BEGIN Input

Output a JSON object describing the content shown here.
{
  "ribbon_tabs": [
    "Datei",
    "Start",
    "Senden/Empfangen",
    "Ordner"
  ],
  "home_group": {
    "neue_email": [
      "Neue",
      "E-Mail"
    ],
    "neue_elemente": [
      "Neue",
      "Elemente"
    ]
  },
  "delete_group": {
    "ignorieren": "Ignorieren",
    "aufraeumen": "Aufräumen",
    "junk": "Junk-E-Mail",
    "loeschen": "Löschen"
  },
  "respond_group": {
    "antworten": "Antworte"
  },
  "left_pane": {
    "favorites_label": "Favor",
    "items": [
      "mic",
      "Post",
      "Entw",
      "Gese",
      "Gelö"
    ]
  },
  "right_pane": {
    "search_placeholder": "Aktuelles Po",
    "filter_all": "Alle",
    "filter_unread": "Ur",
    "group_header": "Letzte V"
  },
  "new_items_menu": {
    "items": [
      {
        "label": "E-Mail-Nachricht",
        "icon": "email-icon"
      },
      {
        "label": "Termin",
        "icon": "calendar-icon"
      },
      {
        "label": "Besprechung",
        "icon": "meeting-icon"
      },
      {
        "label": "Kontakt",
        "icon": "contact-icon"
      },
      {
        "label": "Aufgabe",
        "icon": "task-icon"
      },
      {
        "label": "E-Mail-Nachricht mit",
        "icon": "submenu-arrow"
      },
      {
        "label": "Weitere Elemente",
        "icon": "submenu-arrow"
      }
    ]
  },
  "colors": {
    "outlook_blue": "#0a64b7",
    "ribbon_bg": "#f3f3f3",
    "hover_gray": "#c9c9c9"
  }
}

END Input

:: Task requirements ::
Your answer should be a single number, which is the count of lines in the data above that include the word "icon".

:: Finished task ::
7